Jason, Ben, Greg, Bryce, Kyle and Tim were more than willing to answer my questions. I asked if they ever get hit on by groupies and Jason remembered how he’d seen three sets of women’s breasts on the glass of the garage at Daytona this year. I was shocked. What are those women thinking?? The guys are just going to drop everything and ask for their number? Weird.
I asked if they ever get to hang out with Gilliland. They see him mostly at the shop and sometimes he takes ‘em out to dinner. The resounding response overall though was that he was a really nice guy.
As I was standing there, talking to these guys, a small crowd started to gather around us. Apparently everyone wanted to watch them “clean their nuts.” They needed to clean the inside of the nuts, that would later be glued to the tires, so that they’d run on and off the studs easier during tire changes. The process involved a drill and a really long bit of some sort.
If any of those nuts fell on the ground during the process they had to be tossed. It’s bad luck to put it on the car after it’s been on the ground, so a couple lucky kids got to have the undesirables as souvenirs.
If I get the chance to talk to them again, when they’re not busy, I’ll take the photo of them that I forgot get the first time!

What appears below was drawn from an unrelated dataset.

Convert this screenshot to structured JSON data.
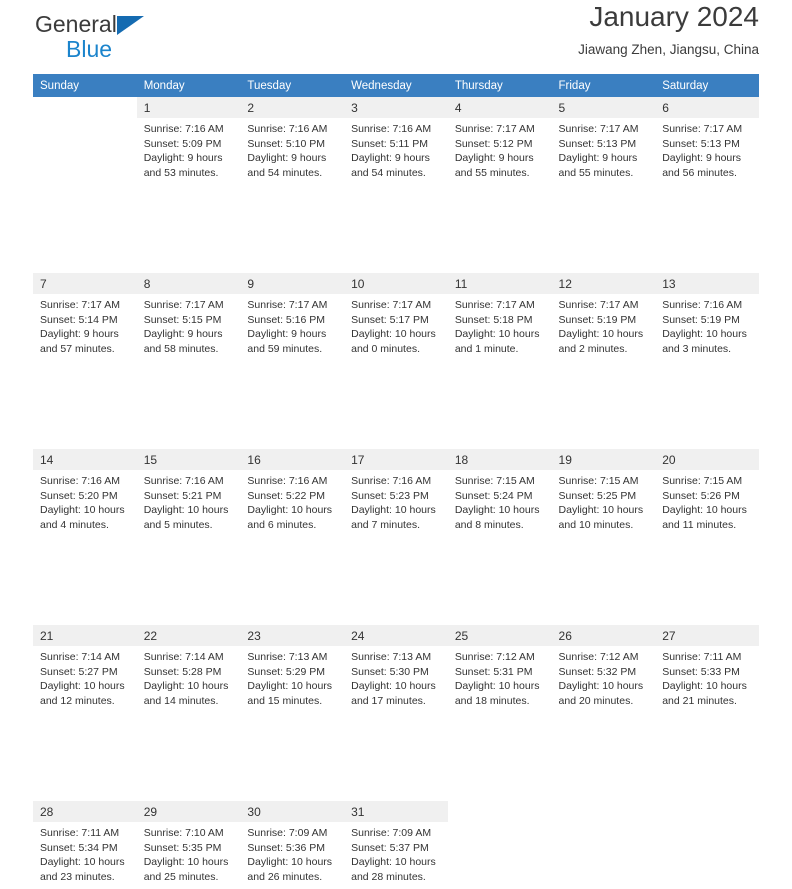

I’m watching NASCAR Drivers: Non-Stop on ESPN2 right now. The show follows Clint Bowyer, J.J. Yeley, Casey Mears, David Gilliland and Jeremy Mayfield , amongst others, on and off the race track. The footage is from last year’s race season. It’s great! Take my word for it.
What’s better than seeing Jeremy Mayfield sitting at home completely frustrated that he’s not out there racing with everyone else? Ever since he was ousted from Evernham in August I was dying to know what he was doing with himself and this show answered all of my questions. Besides watching the races he spent time bowling with his wife, building a new massive house and, as i’ve noted in the title, he spent some time blowing up watermelons.

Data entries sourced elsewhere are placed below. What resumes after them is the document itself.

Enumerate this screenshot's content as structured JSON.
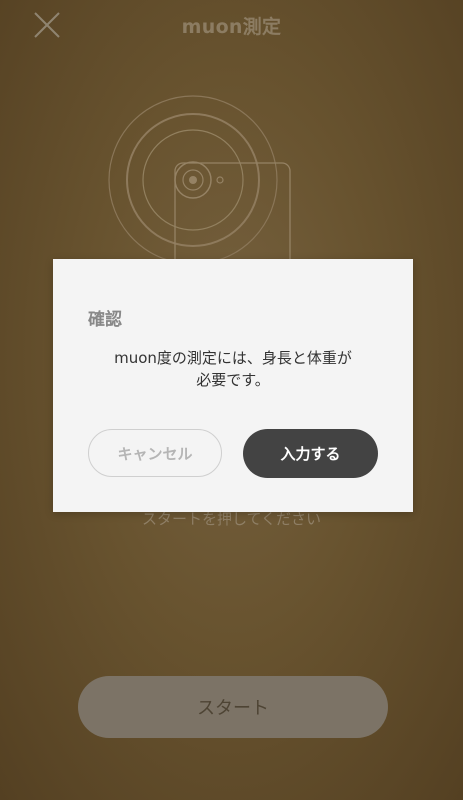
{
  "header": {
    "title": "muon測定",
    "close_icon": "close-icon"
  },
  "main": {
    "illustration_icon": "phone-pulse-icon",
    "instruction": "スタートを押してください",
    "start_label": "スタート"
  },
  "dialog": {
    "title": "確認",
    "message_line1": "muon度の測定には、身長と体重が",
    "message_line2": "必要です。",
    "cancel_label": "キャンセル",
    "confirm_label": "入力する"
  },
  "colors": {
    "background": "#68532f",
    "dialog_bg": "#f4f4f4",
    "confirm_bg": "#434343",
    "start_bg": "#7c7366"
  }
}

Jeremy will be back this year in the #36 360 OTC Toyota Camry for Bill Davis Racing.
The show also confirmed my feelings about Clint Bowyer. I once compared him to Pittsburgh Steeler quarterback Ben Roethlisberger at the suggestion of sports writer John Dugan. But I think that Clint really bares a striking resemblance to actor Steve Martin. What do you think?

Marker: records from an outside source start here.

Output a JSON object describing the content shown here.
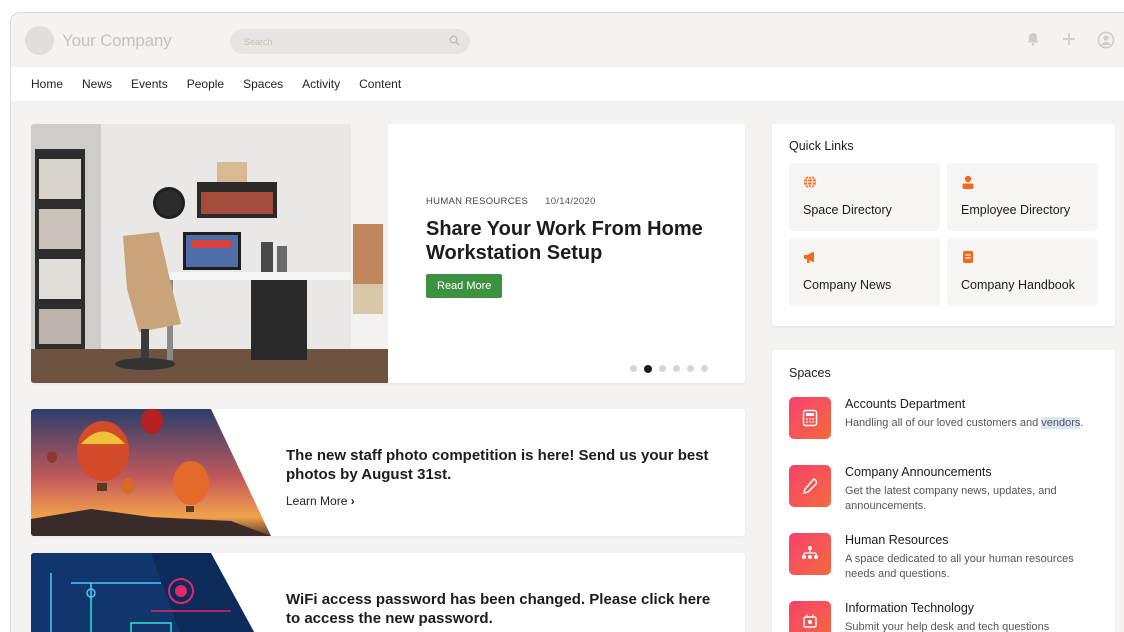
{
  "header": {
    "company_name": "Your Company",
    "search_placeholder": "Search",
    "icons": [
      "bell-icon",
      "plus-icon",
      "user-circle-icon"
    ]
  },
  "nav": {
    "items": [
      "Home",
      "News",
      "Events",
      "People",
      "Spaces",
      "Activity",
      "Content"
    ]
  },
  "hero": {
    "category": "HUMAN RESOURCES",
    "date": "10/14/2020",
    "title": "Share Your Work From Home Workstation Setup",
    "button_label": "Read More",
    "carousel_count": 6,
    "carousel_active_index": 1,
    "button_color": "#3f9142"
  },
  "news": [
    {
      "title": "The new staff photo competition is here! Send us your best photos by August 31st.",
      "link_label": "Learn More"
    },
    {
      "title": "WiFi access password has been changed. Please click here to access the new password."
    }
  ],
  "quick_links": {
    "title": "Quick Links",
    "items": [
      {
        "label": "Space Directory",
        "icon": "globe-icon"
      },
      {
        "label": "Employee Directory",
        "icon": "person-icon"
      },
      {
        "label": "Company News",
        "icon": "megaphone-icon"
      },
      {
        "label": "Company Handbook",
        "icon": "book-icon"
      }
    ],
    "accent_color": "#f26b1d"
  },
  "spaces": {
    "title": "Spaces",
    "items": [
      {
        "name": "Accounts Department",
        "desc_main": "Handling all of our loved customers and ",
        "desc_highlight": "vendors",
        "desc_end": ".",
        "icon": "calculator-icon"
      },
      {
        "name": "Company Announcements",
        "desc": "Get the latest company news, updates, and announcements.",
        "icon": "pen-icon"
      },
      {
        "name": "Human Resources",
        "desc": "A space dedicated to all your human resources needs and questions.",
        "icon": "people-network-icon"
      },
      {
        "name": "Information Technology",
        "desc": "Submit your help desk and tech questions",
        "icon": "tech-icon"
      }
    ]
  }
}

Also on ESPN2 today is Michael Waltrip Racing: A New Era. Here’s some info from the show’s press release:
Michael Waltrip Racing: A New Era is an 11-episode, documentary television series that chronicles Michael Waltrip Racing and Toyota’s new partnership in the NASCAR NEXTEL Cup Series.
In the premiere episode, Waltrip breaks ground at his new fabrication shop and announces to his staff that ESPN2 will document all of the exciting developments for the new race team. He also visits Toyota Racing Development to see the new Toyota Camry stock car and Toyota executives explain why the company is partnering with the team and entering NASCAR NEXTEL Cup racing.
“This show was a once-in-a-lifetime opportunity for me to build a race team and give the fans an inside look into everything that goes into it,” said Waltrip, a two-time Daytona 500 winner. “From hiring the crew, to applying information about rules and competition, and seeing how it all comes together — that’s what this story is about.”